I used to be really good at jump rope. I could jump all day. Now when I do it I feel like my insides are going to come out. I’m beginning to feel that way about the story I’m working on…
ps: A bunch of my stories have been collected in a book (Meeting the Dog Girls, NonStop Press) which is coming out soon. Stay tuned…
For a while we both had secret names. People know his now though they don’t know what he’ll want to be called; there are several possibilities. One day I’ll tell him my secret name, perhaps today, if he wakes long enough. He slumbers, curled up in his sleep sack, dreaming of past lives and a life to come. I have much to tell him when he wakes, songs to sing, games to play, more secrets…
His familiar, not yet accustomed to new duties, waits, ears erect, and follows each visitor to sniff out their intention.
This prince was a more conventional arrival than previous descendants. His room is serene, perfect for a sleeping prince. My kiss doesn’t wake him, only the taste of mana and the disruption of his wrapping.
Bella was not supposed to be my dog. My son was grown and had finished college though he was living with us when he rescued her. We had an Australian shepherd and I didn’t want another dog in the house. But Travis came home one evening with Bella, who certainly needed rescuing. She was practically feral and would perch on the back of furniture like a hawk, growling and looking ferocious. She’d stand on her hind legs to grab food as if she’d had to forage desperate scraps to sustain herself. Within a few days she went into heat and was completely wild for weeks.
Having her neutered didn’t relieve the fear and aggressive behavior. My son, Travis, was the only one who could get near her. Her health issues are too numerous to list. Vet visits, surgeries, emergencies, Travis patiently paid for all of them and cared for her. A “puppy mill” dog who’d apparently been abused, Bella was lucky to have found him. But Travis isn’t a miracle worker, five years ago, after he’d had her for six years, she went blind. Travis became her seeing-eye person.
Life went on around Bella and she barely noticed. Travis married and had children. My husband and I began to take Bella for extended periods. The second baby’s birth was followed by a particularly harsh winter. It was impossible for our daughter-in-law to take Bella out, Bella was frightened by the children, tripping over toys, having more and more “accidents.” When surprised, she snaps–not suitable behavior around small children.
So for the safety of our grandchildren, the sanity of our daughter-in-law and the sake of our son, we took Bella in.
She’s old and sick and blind but Travis can’t make the decision…On her bad days, it can be really scary. She has bloody stools and chokes. She throws up. He’s decided not to put her through any more invasive tests or surgeries so we don’t know exactly what’s wrong. I give her an assortment of meds and clean her ears. Confused by sounds, she lays on her pillow most of the time and won’t go far when we take her out. I sometimes have to check to see if she’s breathing. I sometimes cry. We get her groomed and wash the pillow often and she still has the smell of death.

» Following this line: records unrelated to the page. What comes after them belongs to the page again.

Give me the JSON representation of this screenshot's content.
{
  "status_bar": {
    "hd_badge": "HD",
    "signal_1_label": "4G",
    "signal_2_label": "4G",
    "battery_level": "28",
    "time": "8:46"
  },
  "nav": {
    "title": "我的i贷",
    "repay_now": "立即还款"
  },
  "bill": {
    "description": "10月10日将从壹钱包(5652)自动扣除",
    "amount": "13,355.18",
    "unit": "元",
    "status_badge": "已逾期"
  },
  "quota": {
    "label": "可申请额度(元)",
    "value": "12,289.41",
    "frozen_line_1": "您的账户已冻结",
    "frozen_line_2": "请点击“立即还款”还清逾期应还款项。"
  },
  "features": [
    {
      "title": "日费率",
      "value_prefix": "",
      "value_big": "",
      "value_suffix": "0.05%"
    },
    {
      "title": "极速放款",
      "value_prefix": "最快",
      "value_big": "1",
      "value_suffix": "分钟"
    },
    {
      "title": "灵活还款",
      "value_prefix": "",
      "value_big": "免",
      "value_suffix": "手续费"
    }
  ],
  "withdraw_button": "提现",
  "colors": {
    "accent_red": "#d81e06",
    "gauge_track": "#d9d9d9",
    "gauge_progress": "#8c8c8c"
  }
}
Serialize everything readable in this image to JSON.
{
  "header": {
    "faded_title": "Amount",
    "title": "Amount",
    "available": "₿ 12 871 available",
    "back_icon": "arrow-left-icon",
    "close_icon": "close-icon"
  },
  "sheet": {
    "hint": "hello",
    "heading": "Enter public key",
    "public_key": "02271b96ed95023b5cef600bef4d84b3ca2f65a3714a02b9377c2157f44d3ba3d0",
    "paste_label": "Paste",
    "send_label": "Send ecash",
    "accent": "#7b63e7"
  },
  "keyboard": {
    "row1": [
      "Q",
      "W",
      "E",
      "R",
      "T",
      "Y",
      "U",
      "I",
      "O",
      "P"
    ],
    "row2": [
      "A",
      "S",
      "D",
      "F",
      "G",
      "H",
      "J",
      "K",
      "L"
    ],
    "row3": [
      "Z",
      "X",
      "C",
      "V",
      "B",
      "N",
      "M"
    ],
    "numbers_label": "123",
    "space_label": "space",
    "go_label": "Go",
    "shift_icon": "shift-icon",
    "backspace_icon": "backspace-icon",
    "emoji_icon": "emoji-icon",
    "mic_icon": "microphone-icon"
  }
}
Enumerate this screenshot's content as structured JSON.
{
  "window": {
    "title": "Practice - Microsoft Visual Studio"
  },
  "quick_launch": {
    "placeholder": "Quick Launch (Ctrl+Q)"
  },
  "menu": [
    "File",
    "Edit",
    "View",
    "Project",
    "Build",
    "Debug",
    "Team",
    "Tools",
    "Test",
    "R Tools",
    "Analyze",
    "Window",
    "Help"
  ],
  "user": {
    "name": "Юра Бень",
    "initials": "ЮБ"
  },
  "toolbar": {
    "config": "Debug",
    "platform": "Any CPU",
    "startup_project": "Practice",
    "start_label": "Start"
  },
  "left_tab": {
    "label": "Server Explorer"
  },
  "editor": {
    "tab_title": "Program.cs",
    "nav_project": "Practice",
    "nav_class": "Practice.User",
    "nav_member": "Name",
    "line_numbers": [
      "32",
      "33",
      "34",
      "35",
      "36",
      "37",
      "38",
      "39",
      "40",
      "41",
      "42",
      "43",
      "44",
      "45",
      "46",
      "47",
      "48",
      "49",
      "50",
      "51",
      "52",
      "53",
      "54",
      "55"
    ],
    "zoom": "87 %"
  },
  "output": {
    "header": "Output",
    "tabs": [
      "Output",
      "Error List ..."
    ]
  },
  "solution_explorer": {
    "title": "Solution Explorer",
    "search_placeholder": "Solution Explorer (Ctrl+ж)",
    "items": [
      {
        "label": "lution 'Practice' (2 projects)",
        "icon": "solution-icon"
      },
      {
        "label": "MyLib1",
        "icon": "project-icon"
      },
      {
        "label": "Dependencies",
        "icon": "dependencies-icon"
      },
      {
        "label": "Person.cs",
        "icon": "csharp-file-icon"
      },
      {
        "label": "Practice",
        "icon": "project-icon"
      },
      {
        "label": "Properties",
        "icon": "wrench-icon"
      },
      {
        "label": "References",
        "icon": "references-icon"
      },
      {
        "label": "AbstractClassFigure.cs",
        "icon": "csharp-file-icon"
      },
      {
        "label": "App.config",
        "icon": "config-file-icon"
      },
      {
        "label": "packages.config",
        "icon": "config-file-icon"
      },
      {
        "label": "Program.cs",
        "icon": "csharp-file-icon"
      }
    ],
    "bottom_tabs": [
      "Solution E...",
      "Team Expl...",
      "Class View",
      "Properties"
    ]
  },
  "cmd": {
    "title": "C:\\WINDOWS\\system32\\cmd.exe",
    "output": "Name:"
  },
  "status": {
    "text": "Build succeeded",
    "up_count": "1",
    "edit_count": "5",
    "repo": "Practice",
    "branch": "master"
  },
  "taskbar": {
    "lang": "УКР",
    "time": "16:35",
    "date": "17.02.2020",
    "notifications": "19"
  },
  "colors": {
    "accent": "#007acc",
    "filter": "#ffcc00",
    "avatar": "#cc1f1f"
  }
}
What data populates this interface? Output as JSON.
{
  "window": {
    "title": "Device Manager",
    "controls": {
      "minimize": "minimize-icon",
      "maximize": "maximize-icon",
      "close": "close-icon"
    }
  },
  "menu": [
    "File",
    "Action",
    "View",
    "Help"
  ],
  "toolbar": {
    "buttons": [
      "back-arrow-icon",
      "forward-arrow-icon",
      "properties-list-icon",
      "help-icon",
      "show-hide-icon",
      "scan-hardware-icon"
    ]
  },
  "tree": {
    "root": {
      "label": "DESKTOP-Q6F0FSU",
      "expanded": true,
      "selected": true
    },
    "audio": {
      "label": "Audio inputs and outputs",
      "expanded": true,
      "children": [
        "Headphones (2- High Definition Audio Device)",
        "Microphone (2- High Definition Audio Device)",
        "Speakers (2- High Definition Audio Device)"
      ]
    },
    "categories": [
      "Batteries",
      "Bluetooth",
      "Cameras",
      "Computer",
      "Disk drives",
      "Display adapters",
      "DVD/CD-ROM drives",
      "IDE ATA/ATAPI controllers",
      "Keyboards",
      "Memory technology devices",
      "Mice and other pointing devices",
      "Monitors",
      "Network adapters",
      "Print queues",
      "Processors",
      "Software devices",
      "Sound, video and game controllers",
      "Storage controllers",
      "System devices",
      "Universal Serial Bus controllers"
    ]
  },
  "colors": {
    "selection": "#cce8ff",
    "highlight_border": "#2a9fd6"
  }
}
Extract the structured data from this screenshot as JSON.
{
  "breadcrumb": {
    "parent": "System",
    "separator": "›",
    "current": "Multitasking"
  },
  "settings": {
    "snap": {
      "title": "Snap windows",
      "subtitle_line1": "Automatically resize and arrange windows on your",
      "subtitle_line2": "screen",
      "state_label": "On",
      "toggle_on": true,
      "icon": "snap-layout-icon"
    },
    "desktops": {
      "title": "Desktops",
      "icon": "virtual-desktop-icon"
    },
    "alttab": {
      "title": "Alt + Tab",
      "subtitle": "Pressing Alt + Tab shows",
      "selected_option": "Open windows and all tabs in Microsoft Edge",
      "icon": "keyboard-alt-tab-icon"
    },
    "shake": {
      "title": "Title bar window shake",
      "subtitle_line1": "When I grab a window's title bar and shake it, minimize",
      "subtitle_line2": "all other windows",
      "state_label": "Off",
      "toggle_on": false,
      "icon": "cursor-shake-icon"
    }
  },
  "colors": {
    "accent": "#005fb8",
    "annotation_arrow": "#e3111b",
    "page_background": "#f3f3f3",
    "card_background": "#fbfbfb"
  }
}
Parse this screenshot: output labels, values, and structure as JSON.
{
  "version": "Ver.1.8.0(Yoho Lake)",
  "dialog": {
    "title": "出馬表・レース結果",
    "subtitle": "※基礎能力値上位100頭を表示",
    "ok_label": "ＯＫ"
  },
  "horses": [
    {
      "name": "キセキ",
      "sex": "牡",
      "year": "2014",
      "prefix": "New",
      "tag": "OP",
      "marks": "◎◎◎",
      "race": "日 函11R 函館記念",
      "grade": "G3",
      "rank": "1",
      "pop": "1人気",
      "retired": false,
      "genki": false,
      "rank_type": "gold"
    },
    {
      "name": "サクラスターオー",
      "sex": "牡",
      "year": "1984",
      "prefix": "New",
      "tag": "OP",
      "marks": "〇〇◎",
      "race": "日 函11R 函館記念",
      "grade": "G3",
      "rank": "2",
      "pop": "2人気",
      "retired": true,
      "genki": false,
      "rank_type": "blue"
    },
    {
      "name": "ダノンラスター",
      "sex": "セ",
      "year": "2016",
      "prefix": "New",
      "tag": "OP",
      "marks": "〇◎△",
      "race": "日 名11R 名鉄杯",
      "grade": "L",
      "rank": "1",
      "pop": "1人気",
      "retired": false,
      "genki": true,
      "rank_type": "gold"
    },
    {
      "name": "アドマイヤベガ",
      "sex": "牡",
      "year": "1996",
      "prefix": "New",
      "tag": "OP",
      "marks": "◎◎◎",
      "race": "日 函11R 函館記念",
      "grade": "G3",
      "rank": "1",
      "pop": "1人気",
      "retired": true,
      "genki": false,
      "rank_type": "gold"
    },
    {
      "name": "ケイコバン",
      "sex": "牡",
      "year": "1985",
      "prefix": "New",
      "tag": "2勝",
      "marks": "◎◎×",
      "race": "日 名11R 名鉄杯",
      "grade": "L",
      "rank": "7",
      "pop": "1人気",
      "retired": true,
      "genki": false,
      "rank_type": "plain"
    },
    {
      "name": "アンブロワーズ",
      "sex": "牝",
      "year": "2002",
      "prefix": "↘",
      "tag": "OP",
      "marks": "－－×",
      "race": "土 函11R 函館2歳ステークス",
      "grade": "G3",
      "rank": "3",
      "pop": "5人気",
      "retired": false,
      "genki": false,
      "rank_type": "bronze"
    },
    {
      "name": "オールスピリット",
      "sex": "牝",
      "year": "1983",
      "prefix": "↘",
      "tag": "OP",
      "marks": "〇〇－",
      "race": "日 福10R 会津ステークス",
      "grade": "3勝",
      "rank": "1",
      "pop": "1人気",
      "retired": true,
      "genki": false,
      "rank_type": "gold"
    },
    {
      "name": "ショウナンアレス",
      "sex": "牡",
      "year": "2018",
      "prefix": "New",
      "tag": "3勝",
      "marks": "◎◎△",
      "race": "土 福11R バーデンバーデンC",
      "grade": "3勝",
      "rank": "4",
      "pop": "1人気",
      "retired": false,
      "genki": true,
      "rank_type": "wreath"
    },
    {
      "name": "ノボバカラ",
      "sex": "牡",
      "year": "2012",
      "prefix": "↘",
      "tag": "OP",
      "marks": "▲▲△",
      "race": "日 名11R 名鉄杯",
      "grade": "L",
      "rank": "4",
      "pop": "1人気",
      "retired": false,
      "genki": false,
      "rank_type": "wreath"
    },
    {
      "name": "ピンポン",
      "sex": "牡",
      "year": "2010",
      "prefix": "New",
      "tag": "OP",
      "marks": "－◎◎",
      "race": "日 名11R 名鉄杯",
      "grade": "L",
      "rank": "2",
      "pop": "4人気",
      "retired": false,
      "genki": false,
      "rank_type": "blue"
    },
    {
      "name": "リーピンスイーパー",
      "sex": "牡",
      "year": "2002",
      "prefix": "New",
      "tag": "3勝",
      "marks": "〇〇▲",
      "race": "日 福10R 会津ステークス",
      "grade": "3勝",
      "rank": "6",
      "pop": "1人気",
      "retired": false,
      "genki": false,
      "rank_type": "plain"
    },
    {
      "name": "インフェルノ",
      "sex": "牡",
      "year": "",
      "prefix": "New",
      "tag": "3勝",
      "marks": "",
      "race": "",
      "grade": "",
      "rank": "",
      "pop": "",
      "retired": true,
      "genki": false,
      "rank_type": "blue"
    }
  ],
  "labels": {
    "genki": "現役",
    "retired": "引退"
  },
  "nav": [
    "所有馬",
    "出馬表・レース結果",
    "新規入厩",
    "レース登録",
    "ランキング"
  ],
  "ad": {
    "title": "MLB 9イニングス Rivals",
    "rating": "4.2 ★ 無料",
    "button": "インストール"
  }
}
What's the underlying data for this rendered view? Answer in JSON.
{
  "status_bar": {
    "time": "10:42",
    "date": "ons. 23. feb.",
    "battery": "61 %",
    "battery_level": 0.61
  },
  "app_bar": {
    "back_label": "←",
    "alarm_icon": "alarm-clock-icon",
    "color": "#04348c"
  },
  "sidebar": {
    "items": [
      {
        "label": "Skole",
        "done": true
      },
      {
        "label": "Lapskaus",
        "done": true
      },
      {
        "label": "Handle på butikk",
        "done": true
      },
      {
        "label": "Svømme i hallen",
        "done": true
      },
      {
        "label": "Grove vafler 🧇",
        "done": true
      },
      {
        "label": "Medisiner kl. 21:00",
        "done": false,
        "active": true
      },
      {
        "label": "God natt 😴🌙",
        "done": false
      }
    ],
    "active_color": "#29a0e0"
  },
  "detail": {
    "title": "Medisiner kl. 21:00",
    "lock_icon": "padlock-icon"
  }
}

But just when I think I can’t stand it any more, she has a good day–like today, she was willing to take a walk–to the end of the block.